How is your Mac running? Is it fast enough? Do you want it to run even faster?
That’s not good, because then you wouldn’t be doing your part to increase Apple’s prosperity by purchasing yet another Mac, right?
I read a great article on Low End Mac about 11 ways to optimize your Mac’s performance. It reminded me of the Mac Classic days when we had to do everything just to keep the Mac running.
That was back in the day when Windows PCs were running faster than Macs, and good old PowerPC chips were not cuttiing the mustard, or cheese, or whatever it took to make things go faster.
The Mac in those days didn’t run very well. Yes, on screen performance of dialog boxes and windows of Mac Classic worked well, but everything else was dead dawg slow.
So, Mac users developed all kinds of tips and tricks to speed up their Macs. Empty extenstions and control panels, delete this, add that, and so on. Those Macs were slower than molasses, which was slower than Windows PCs.
Today, Macs run on Intel chips, just like Windows PCs. Still, Macs seem to require a little maintenance to prevent that “sluggish” feeling. It may be true, but it bothers me that we have to adjust what we do to account for some inherent deficencies.

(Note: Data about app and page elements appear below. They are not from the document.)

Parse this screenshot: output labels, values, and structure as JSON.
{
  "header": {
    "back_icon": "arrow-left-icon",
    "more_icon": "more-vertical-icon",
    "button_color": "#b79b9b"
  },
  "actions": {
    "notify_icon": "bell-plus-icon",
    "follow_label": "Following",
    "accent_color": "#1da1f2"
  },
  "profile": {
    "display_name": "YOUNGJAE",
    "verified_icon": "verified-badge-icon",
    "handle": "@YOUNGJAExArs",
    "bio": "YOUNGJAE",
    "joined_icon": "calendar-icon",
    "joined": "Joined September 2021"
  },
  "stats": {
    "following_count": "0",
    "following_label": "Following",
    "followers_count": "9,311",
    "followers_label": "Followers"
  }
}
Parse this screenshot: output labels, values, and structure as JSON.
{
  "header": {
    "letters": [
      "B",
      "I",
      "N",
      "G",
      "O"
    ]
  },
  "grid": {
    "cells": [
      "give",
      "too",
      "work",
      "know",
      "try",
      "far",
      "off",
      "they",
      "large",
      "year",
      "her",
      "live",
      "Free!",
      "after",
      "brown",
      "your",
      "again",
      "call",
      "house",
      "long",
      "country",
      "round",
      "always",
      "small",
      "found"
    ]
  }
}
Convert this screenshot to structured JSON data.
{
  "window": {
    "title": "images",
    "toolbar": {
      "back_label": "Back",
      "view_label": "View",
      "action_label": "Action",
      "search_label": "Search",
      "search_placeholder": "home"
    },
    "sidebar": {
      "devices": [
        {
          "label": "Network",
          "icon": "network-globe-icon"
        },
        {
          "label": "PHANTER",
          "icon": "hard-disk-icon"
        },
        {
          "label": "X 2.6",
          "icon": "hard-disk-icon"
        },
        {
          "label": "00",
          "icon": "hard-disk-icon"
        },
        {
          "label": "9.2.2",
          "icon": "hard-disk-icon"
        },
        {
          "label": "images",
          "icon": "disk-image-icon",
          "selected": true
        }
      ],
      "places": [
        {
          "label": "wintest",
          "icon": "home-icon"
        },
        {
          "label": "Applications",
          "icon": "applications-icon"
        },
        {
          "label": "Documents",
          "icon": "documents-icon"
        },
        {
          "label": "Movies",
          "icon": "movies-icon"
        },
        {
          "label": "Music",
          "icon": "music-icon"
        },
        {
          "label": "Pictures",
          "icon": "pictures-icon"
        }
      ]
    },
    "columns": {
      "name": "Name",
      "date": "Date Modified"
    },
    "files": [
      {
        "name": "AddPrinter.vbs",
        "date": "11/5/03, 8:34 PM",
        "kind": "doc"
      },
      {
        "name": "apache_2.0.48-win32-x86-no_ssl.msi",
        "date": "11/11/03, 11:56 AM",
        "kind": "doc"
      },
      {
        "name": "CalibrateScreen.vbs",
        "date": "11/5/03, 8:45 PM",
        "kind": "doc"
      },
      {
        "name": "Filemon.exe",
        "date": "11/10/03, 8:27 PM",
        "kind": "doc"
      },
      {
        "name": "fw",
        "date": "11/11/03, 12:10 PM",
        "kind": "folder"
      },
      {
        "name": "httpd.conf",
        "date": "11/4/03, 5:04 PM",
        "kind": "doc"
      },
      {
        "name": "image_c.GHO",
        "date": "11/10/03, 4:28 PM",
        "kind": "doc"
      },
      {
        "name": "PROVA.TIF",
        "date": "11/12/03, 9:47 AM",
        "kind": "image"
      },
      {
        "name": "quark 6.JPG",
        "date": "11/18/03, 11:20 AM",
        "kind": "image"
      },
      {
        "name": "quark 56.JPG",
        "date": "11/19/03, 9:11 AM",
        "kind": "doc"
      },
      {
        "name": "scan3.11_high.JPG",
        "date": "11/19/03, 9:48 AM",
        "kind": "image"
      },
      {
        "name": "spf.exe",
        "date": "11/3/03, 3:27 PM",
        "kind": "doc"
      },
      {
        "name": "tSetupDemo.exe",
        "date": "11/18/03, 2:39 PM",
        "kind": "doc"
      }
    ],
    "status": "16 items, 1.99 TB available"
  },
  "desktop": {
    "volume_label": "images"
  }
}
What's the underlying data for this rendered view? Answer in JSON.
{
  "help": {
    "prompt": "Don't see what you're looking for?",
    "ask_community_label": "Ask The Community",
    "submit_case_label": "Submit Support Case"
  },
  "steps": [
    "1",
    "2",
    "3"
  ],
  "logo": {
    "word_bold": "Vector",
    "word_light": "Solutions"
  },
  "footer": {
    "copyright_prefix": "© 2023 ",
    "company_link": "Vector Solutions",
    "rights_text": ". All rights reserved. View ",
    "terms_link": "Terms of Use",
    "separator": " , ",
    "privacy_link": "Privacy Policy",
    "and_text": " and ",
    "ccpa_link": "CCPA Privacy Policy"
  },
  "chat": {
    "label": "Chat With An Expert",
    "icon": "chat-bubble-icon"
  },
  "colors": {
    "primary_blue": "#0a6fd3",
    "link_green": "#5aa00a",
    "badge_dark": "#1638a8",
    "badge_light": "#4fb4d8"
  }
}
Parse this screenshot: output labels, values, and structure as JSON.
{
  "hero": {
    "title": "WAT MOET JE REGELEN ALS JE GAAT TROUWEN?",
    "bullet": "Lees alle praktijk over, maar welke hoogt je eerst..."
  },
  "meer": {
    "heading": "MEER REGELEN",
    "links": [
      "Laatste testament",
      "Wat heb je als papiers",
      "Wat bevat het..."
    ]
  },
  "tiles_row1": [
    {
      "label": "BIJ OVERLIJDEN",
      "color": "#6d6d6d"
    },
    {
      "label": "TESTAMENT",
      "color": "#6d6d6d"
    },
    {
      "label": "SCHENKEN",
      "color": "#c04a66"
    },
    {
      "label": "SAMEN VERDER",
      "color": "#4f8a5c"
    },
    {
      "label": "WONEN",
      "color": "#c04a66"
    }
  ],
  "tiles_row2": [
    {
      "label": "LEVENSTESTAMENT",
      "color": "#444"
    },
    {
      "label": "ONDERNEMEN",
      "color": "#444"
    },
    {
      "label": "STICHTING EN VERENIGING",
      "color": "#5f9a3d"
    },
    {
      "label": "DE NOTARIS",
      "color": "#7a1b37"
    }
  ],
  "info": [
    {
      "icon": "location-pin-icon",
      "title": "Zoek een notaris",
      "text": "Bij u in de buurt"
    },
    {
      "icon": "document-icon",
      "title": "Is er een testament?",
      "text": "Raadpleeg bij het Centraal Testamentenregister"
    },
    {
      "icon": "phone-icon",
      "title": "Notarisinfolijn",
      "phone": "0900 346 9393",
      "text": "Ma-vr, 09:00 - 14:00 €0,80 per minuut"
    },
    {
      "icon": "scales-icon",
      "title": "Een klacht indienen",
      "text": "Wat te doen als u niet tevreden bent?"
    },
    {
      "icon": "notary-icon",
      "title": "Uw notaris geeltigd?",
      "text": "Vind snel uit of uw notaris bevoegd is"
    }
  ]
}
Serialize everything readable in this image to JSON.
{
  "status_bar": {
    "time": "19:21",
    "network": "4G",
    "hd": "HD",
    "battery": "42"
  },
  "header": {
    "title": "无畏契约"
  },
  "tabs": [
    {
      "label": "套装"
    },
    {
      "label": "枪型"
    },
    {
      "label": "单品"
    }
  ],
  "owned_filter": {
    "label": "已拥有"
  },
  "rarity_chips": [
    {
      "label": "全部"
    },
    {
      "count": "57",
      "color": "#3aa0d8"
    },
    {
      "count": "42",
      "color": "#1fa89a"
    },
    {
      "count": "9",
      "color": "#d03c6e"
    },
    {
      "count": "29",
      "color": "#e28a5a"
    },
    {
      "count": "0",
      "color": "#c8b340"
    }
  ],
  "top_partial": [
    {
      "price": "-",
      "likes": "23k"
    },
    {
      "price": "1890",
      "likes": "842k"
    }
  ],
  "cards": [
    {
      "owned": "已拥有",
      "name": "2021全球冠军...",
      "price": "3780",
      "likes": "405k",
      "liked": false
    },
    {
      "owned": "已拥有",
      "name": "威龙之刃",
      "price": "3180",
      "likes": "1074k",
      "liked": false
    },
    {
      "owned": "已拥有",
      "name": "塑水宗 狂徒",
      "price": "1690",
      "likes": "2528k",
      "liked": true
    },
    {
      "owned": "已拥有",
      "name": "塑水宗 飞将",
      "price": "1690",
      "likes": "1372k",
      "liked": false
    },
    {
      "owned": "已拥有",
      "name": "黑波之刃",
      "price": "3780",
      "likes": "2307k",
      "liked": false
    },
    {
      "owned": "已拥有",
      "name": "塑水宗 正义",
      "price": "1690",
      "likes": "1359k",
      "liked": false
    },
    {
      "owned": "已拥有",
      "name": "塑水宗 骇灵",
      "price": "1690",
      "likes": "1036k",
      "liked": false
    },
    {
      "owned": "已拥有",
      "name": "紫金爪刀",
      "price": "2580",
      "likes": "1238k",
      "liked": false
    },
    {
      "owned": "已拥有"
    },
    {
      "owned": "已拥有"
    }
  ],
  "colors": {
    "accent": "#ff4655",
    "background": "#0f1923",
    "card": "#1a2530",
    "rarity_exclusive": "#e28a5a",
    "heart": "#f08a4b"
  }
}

For example, Ed Eubanks’ article The Efficent Mac User: 11 Ways To Optimize Your Mac’s Performance, #1 on the list is Clean Out Startup Items.
I doubt if the average Mac user has many startup items or even knows where to look to find them to clean them out. Some are necessary, some are not.
#2 on the list is the suggestion to start turning things off. Bluetooth, Speech Recognition, Internet Sharing.
Bluetooth gadgets are becoming more common, but the latter two are probably not in use on the average Mac.
System Preferences take up memory and often CPU cycles; in other words, they’re taking up space, memory, and hogging your Mac’s engine. Maybe.
Some can be turned off, some are needed, others can be deleted. It’s an art to know which is which is which. It’s easier just to add more RAM.
A couple of suggestions are not for the average Mac user or the faint of heart. Removing unncessary code from you Mac isnt’ an option for the rest of us. Keeping your Mac up to date with the latest version of OS X is tough enough for the Average Joe Mac.
If hard drive space is a premium, you may be better off just getting a larger hard drive, otherwise #7 on the list says get rid of all those languages in OS X that you don’t use. How many languages can you speak? How many do you use on your Mac?
I actually like #8 on the list—trim the Dashboard Widgets. I have a 23-inch screen at home and it’s full of Widgets and they take up memory and hog the Mac’s processor. Limit your daily diet of Widgets to essentials and your Mac may run better.
Many years ago I learned to start up the Mac’s Activity Monitor first thing (it’s inside the Applications folder, inside the Utilities folder). It tells you what’s running on your Mac and gives you an easy way to stop an application when it goes bad.
Sometimes a Mac application or utility will go crazy and start hogging the Mac’s processor, and everything else slows down. You just won’t know what it is.
I use LoadinDock to give me a quick view of the Mac’s CPU status. This is a little bitty application that checks your Mac’s processor and displays a graphic in the dock. If something is hogging your Mac, you’ll see it right away in the graph.
Hard drives are cheap and big these days, but if your’s isn’t, it may be easier to get a bigger one that try to figure out which files to throw away to conserve space.
Ed’s final suggestion, #11, is one that deserves a wholehearted “ditto, dude” from Mac360. Run Onyx. There are many Mac utilities which help clean up cache files and repair this or that on Mac OS X, but Onyx does them all, does them well, and does them for free.
Those are good ways to get more from your Mac. I’m all for large hard drives and as much RAM as you can afford. Then what? What do you do to Mac OS X to make it perform better. Share your experience and tips in the Comments section below.